Social media is BIG business these days and often influencers (ie those with the most followers across a specific demographic) will be approached by companies to promote their products, or the influencer might have their own products to sell to their social media following. As always, it pays to do your homework to determine whether a blog has been sponsored or if it is paid advertising. Most reputable bloggers will be upfront about their paid affiliations, such as by using #paid, #sponsored, #promo, #advert in their posts.
6. If it looks too good to be true, it probably is!
Remember it's not always truth you're reading or seeing depicted on your favourite bloggers page or on Instagram. It's often a very photoshopped and edited version of someone's life or in some cases, even a complete fraud.
What do all the nutrition terms and qualifications mean?
A dietitian is an expert in nutrition. They apply scientific knowledge about food and nutrition to individuals and groups to promote optimal health outcomes. A dietitian is qualified to provide treatment, education and support to people requiring nutrition information and advice relating to medical and surgical treatments and in the management of chronic diseases (such as diabetes and heart disease), as well as for general health.
To practise in New Zealand, by law a dietitian must be registered with the Dietitians Board and hold a current practising certificate, work within a specified scope of practice, participate in a continuing competency programme and adhere to a Code of Ethics. The educational prerequisites for registration are completion of a Masters Degree (previously a 18 month postgraduate diploma), with entry restricted to those who have successfully completed a relevant undergraduate science degree in Human Nutrition. Dietitians are also nutritionists, however nutritionists need to complete a Masters degree and be registered with the Dietitians Board to be dietitians.
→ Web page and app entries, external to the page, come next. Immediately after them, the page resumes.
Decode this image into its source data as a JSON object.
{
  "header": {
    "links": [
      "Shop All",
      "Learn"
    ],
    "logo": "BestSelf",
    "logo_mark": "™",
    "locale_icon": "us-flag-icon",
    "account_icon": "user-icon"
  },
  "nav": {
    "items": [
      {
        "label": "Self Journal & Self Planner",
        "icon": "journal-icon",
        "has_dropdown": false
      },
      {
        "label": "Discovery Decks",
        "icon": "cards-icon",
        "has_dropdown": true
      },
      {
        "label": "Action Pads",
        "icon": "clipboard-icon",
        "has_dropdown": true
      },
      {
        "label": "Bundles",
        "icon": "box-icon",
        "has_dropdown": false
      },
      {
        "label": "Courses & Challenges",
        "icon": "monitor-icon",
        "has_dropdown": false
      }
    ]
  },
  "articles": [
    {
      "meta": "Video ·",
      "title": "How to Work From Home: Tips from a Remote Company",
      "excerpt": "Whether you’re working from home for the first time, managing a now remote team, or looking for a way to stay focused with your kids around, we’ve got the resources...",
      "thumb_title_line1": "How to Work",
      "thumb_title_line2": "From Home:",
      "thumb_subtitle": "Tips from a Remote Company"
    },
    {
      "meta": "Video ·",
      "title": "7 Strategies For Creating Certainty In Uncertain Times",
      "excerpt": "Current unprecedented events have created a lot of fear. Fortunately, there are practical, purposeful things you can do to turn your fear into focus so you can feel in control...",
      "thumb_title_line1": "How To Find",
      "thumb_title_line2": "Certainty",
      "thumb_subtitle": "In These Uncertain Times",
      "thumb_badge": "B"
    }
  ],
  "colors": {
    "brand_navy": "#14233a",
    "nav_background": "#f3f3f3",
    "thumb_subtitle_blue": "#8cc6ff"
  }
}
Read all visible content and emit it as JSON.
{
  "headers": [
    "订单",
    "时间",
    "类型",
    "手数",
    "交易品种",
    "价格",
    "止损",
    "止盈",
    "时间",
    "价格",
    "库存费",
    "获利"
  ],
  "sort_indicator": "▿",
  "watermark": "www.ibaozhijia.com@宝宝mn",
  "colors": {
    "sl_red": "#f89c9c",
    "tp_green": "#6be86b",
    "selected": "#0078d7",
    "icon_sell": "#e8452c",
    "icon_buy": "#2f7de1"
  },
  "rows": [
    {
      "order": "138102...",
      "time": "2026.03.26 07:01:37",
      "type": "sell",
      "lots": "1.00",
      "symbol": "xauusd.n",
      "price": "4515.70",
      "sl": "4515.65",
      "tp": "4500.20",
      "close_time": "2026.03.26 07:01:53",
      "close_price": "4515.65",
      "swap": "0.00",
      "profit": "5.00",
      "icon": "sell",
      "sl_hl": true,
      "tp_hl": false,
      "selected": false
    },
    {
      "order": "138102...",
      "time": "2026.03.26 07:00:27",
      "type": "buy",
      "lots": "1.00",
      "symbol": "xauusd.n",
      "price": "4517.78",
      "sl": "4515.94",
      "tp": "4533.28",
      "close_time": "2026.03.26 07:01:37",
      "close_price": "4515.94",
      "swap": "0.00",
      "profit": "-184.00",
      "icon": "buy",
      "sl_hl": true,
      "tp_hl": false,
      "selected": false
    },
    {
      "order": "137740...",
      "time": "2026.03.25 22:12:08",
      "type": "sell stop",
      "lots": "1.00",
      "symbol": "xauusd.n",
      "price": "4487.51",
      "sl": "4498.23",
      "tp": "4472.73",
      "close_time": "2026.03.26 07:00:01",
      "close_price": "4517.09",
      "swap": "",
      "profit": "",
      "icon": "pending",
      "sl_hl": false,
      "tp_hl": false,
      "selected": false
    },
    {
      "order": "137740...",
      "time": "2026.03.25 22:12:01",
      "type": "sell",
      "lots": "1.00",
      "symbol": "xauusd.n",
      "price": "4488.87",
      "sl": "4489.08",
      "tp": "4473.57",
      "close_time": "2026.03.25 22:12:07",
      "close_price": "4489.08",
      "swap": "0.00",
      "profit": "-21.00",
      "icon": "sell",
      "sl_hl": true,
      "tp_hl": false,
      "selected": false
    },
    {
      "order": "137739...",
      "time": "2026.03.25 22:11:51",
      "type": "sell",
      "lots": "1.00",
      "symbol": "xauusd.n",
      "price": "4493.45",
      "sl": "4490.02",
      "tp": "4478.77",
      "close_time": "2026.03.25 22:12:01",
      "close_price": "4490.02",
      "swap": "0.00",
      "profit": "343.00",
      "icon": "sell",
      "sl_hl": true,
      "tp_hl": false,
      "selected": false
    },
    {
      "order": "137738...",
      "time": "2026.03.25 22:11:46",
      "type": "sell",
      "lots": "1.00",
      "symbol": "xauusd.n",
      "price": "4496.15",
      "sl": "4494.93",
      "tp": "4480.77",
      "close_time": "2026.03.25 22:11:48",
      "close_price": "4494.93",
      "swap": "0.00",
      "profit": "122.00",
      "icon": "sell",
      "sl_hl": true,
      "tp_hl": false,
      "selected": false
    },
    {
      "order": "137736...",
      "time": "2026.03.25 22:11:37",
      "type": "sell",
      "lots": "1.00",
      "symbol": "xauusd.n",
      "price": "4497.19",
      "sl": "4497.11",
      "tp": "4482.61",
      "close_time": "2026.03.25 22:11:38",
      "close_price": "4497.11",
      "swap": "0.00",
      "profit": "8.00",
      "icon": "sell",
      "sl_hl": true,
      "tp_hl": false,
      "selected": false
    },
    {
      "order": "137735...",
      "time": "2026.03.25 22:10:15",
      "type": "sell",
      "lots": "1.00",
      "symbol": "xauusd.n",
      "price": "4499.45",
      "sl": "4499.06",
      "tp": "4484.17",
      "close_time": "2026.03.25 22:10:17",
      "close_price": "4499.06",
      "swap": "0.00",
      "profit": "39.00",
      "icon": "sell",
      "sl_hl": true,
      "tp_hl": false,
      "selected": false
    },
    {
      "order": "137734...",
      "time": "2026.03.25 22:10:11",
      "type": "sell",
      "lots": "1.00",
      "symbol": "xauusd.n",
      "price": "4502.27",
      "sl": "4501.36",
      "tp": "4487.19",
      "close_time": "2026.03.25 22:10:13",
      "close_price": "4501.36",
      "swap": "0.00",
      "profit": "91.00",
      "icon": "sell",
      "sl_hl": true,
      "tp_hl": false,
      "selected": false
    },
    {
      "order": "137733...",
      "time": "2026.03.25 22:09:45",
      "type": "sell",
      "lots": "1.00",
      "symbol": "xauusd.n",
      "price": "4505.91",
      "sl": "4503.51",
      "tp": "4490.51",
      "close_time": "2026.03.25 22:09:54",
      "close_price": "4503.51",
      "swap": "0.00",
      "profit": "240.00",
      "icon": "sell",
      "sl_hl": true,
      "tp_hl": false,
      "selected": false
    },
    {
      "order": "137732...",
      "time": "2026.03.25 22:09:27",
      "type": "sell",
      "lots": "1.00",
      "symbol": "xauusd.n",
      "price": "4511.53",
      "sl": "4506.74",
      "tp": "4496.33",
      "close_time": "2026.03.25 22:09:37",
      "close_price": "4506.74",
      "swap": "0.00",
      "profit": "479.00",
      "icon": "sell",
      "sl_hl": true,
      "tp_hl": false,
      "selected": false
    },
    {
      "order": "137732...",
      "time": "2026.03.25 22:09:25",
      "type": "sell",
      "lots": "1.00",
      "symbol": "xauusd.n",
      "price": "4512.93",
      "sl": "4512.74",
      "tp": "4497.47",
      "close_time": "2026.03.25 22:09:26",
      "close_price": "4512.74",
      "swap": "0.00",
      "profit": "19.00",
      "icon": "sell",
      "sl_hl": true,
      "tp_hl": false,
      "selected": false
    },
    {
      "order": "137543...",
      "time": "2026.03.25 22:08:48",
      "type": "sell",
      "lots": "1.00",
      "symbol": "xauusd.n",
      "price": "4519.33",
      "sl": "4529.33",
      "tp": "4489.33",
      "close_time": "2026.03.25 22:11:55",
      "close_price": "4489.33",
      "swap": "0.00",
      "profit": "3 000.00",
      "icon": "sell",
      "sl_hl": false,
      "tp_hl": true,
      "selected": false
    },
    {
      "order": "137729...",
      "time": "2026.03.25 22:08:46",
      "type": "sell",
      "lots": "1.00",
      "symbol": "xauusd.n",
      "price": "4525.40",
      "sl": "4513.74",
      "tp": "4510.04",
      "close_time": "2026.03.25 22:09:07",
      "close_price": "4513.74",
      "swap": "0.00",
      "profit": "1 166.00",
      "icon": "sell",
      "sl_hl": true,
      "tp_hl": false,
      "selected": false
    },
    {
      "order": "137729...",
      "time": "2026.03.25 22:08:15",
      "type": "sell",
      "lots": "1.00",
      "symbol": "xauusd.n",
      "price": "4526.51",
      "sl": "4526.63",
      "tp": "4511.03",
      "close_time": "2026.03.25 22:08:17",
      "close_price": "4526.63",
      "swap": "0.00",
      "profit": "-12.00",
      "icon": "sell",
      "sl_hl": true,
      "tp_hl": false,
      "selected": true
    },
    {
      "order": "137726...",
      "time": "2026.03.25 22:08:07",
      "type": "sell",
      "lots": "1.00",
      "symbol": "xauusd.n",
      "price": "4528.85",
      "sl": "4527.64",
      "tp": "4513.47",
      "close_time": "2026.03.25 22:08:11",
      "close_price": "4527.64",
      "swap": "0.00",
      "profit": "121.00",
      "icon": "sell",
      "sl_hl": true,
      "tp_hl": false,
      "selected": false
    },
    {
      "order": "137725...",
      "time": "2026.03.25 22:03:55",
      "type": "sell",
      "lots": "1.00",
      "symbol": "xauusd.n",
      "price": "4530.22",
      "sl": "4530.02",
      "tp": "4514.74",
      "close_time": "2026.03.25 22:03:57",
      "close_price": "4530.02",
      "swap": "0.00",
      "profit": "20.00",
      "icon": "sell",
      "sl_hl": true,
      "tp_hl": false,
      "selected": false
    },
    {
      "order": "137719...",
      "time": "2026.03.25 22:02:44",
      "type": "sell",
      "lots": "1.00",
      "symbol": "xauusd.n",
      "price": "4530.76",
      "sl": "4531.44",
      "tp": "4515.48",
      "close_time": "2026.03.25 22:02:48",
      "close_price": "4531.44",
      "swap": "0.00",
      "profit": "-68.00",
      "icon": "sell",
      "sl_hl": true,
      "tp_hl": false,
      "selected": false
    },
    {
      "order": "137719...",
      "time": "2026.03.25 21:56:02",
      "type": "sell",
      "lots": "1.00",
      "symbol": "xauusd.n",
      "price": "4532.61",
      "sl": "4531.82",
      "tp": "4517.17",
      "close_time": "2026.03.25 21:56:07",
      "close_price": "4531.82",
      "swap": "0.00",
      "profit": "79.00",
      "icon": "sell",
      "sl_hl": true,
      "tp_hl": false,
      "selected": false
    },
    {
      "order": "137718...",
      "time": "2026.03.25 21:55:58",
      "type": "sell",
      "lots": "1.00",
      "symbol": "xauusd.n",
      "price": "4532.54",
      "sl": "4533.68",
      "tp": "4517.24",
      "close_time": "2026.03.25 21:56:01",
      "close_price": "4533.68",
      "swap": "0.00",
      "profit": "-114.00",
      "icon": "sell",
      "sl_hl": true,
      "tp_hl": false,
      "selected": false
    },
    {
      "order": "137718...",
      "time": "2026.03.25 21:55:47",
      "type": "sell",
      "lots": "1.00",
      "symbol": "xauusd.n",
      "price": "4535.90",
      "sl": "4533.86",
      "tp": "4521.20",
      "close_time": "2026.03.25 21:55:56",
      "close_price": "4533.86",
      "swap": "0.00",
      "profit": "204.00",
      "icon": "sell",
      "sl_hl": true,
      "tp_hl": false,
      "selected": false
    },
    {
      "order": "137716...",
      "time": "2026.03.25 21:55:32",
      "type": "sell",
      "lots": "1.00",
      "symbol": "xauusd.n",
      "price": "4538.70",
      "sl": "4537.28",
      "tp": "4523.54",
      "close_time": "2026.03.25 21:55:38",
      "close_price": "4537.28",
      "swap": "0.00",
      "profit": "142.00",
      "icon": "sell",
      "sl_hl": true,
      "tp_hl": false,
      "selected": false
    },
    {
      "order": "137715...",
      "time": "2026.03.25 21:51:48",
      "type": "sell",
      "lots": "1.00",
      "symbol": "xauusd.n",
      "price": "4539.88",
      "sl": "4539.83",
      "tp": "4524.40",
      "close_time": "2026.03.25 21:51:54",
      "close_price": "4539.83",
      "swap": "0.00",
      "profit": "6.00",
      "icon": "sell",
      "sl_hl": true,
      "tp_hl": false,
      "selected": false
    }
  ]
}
At ABC Nutrition all our dietitians are registered with the Dietitians Board and hold a current Annual Practising Certificate. They are also all paid members of Dietitians New Zealand.
Just like 'dietitian', the term 'Registered Nutritionist' is a protected title. Registered Nutritionists must meet certain criteria set out by the Nutrition Society of New Zealand to ensure they have appropriate academic qualifications in nutrition and that they undertake continuing education.
The term nutritionist is not a protected or regulated term. It can be used freely by anyone, as there is no specific qualification or legal registration process required. A 'nutritionist' may have a PHD in a specialty area of nutrition or equally be someone providing services with no formal nutrition training. It pays to do you research. Those who have qualifications behind them, will clearly state so somewhere on their website or blog.
Clinical (or Integrated) Nutritionist
While these terms are gaining quite a bit of momentum, just like 'nutritionist' neither of these terms are regulated or protected. Therefore, someone does not need to have any formal qualifications behind them in order to call themselves a Clinical or Integrated Nutritionist.
Health and Wellness Coach
Again, someone does not need to undertake any formal qualifications in order to call themselves and health and wellness coach. While some coaches may have completed a nutrition degree or course, the quality of these courses can sometimes be questionable.
At ABC Nutrition, we have done the homework for you and all our team are Registered Dietitians - meaning you can trust us when it comes to nutrition.